Being self-employed gives you the freedom and flexibility to be your own boss. However, one major drawback of being your own boss is securing your own affordable health insurance.
We all know that our nation’s healthcare system is perfect—no notes! But let’s pretend that, sometimes, hypothetically, figuring out health insurance is a shitty hellscape. Even with all the hurdles, going through life without health insurance is not worth the risk. Let’s take a look at the basics of securing yourself (and your family) health insurance when you’re self-employed.
How to get health insurance when you’re self-employed
Table of Contents
Self-employed health insurance is individual health care coverage you buy for yourself and your family. This means that instead of a group plan (typically offered through an employer), you need to find private coverage. Here’s how to get started.
Shop the marketplace
This is your first stop, and ideally it’s a one-stop shop. The marketplace (or “the exchange”) offers plans that meet the minimum standards for coverage at various price points. To start looking for private plans, go to the federal government’s health insurance marketplace at HealthCare.gov. The website includes information about private plans that are available for purchase outside of the marketplace.
With open enrollment kicking off in a few days on Nov. 1, now is the time to start shopping. Numbers vary based on your age, health condition, location, and the type of plan you choose, but a recent study by eHealth found that the average monthly premiums for individual coverage were $484. For more, here’s my formula for figuring out how much you need to budget for health expenses.
Look into association health plans
Depending on your line of work, look into joining a professional association that offers group health insurance plans. Some groups, like chambers of commerce or freelancer organizations, provide insurance options for members. Rates are often cheaper when purchasing as part of an association.
Similarly, you can look into health-sharing ministries. These nonprofit religious organizations connect members who share healthcare costs.

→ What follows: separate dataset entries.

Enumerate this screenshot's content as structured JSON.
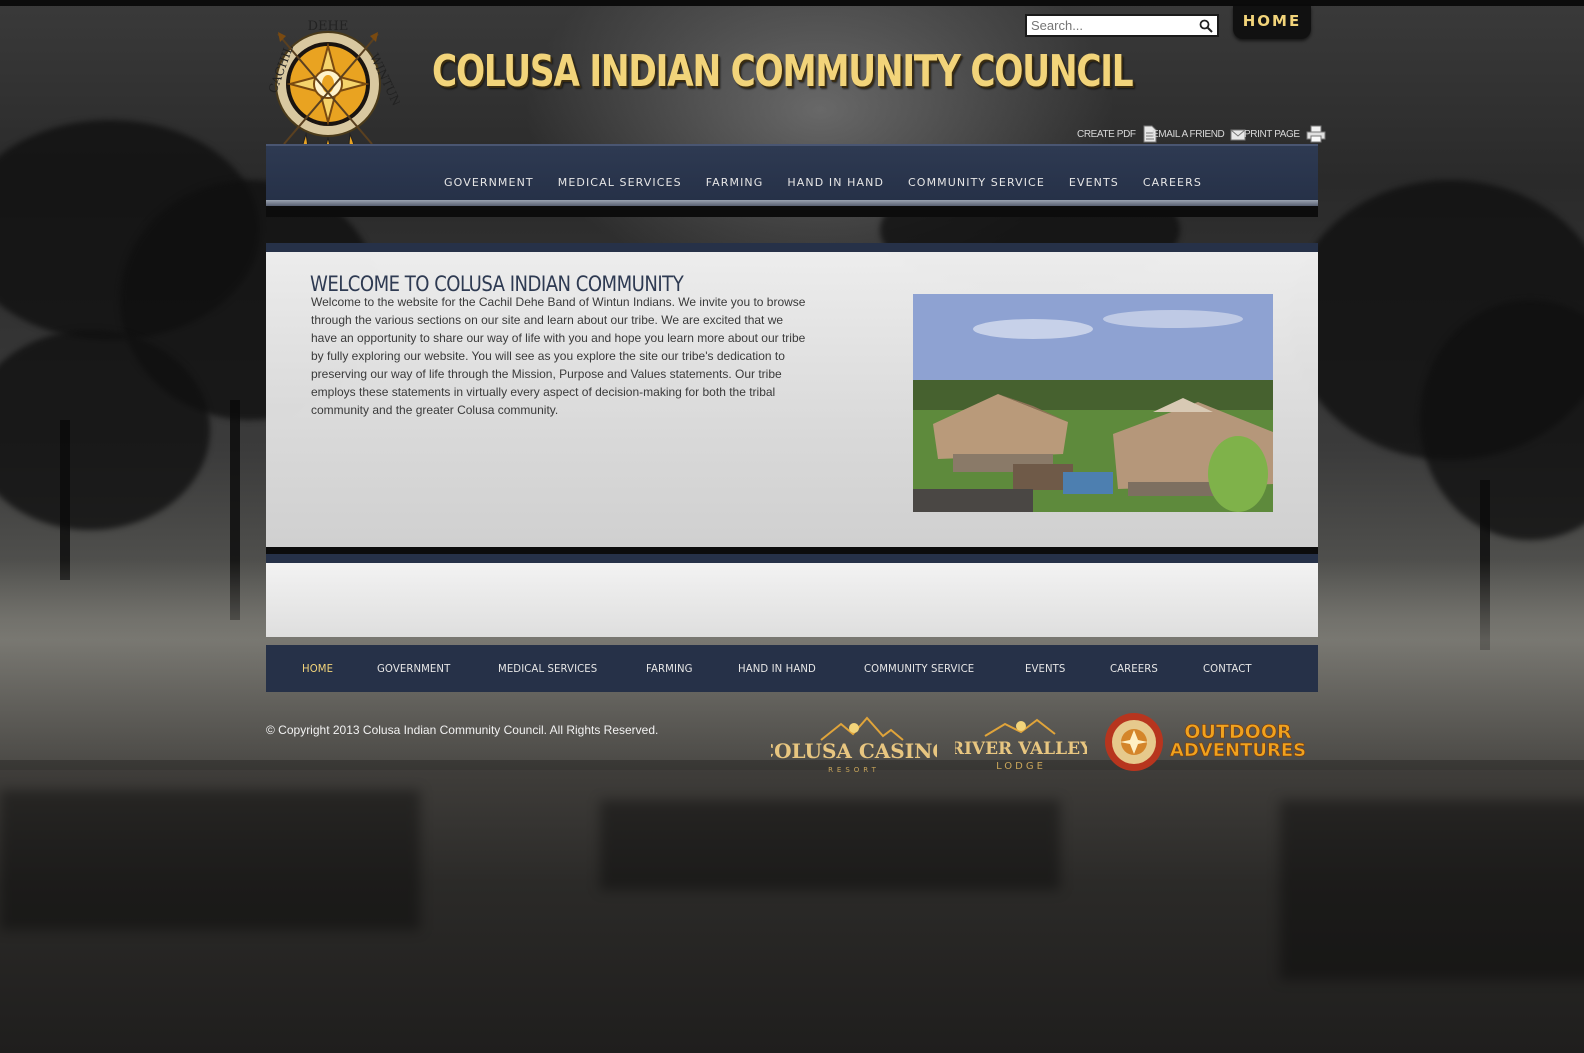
{
  "header": {
    "site_title": "COLUSA INDIAN COMMUNITY COUNCIL",
    "logo_ring_text": [
      "CACHIL",
      "DEHE",
      "WINTUN"
    ],
    "search": {
      "placeholder": "Search...",
      "value": ""
    },
    "home_tab": "HOME",
    "tools": {
      "create_pdf": "CREATE PDF",
      "email_friend": "EMAIL A FRIEND",
      "print_page": "PRINT PAGE"
    }
  },
  "top_nav": [
    "GOVERNMENT",
    "MEDICAL SERVICES",
    "FARMING",
    "HAND IN HAND",
    "COMMUNITY SERVICE",
    "EVENTS",
    "CAREERS"
  ],
  "main": {
    "welcome_title": "WELCOME TO COLUSA INDIAN COMMUNITY",
    "welcome_text": "Welcome to the website for the Cachil Dehe Band of Wintun Indians. We invite you to browse through the various sections on our site and learn about our tribe. We are excited that we have an opportunity to share our way of life with you and hope you learn more about our tribe by fully exploring our website. You will see as you explore the site our tribe's dedication to preserving our way of life through the Mission, Purpose and Values statements. Our tribe employs these statements in virtually every aspect of decision-making for both the tribal community and the greater Colusa community."
  },
  "footer_nav": [
    "HOME",
    "GOVERNMENT",
    "MEDICAL SERVICES",
    "FARMING",
    "HAND IN HAND",
    "COMMUNITY SERVICE",
    "EVENTS",
    "CAREERS",
    "CONTACT"
  ],
  "footer": {
    "copyright": "© Copyright 2013 Colusa Indian Community Council. All Rights Reserved.",
    "sponsors": {
      "casino": {
        "name": "COLUSA CASINO",
        "sub": "RESORT"
      },
      "lodge": {
        "name": "RIVER VALLEY",
        "sub": "LODGE"
      },
      "outdoor": {
        "line1": "OUTDOOR",
        "line2": "ADVENTURES"
      }
    }
  },
  "colors": {
    "navy": "#263148",
    "gold": "#f2d47a",
    "active_nav": "#f2d47a"
  }
}
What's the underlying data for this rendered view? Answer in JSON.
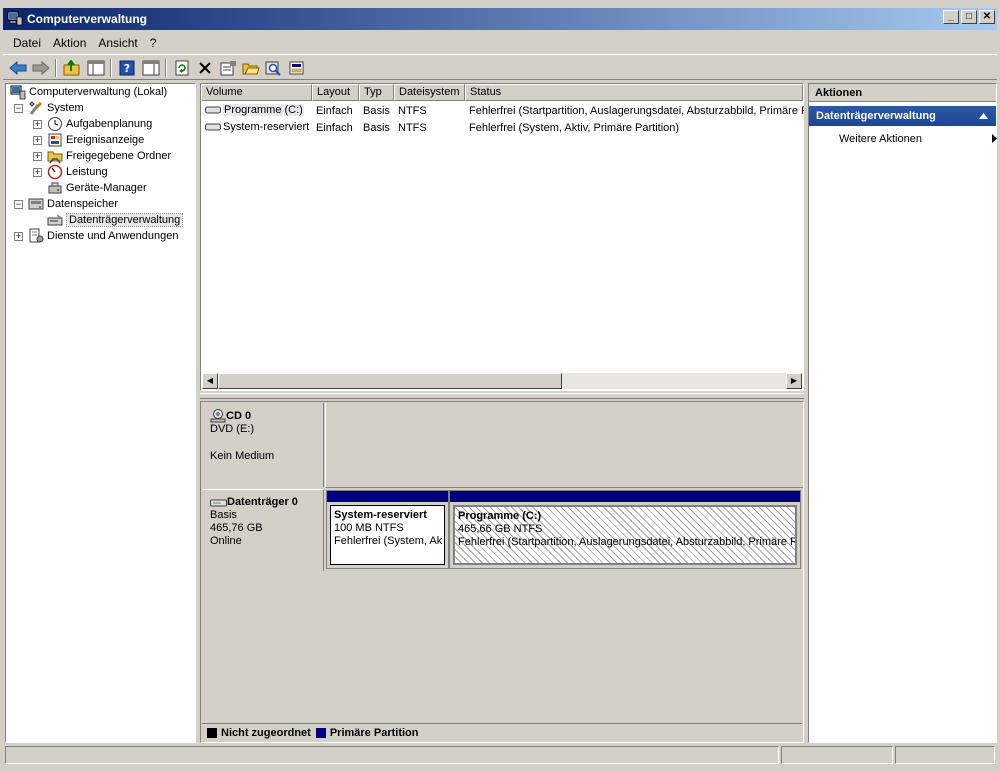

The major thing to keep in mind here is these plans are not full insurance.
Consider an HSA, too
A health savings account (HSA) is a smart way to store away extra cash, tax free, to pay for approved medical expenses. Essentially, it’s a personal savings account that can be used only for medical expenses.
Pairing a high-deductible marketplace plan with an HSA can provide significant tax savings. While the option to open an HSA is typically offered by your employer, you still have options even if you don’t have insurance through your employer. Here’s our guide to opening an HSA without an employer.
Review options through a spouse or family
If your spouse has employer-provided coverage, you may be able to join their plan. If you’re a young adult and your parent’s plan covers dependents, you usually can stay on—or get added to–your their health plan until you turn 26 years old. Ultimately, having access to an employer plan often provides more options at better rates.
Apply for a short-term insurance plan
If you don’t expect to be self-employed in the long run, these plans provide temporary coverage when transitioning between jobs or waiting for other coverage to start. They have less coverage but lower premiums.
If you aren’t yet self-employed but recently left an employer, you may qualify for COBRA, which temporarily continues your previous employer-sponsored coverage.
The bottom line
Finding individual coverage takes more effort when you’re self-employed, but options do exist. Weigh costs, coverage levels, and subsidies to get health insurance that meets your needs. Reaching out to an insurance agent or broker can also help navigate your choices.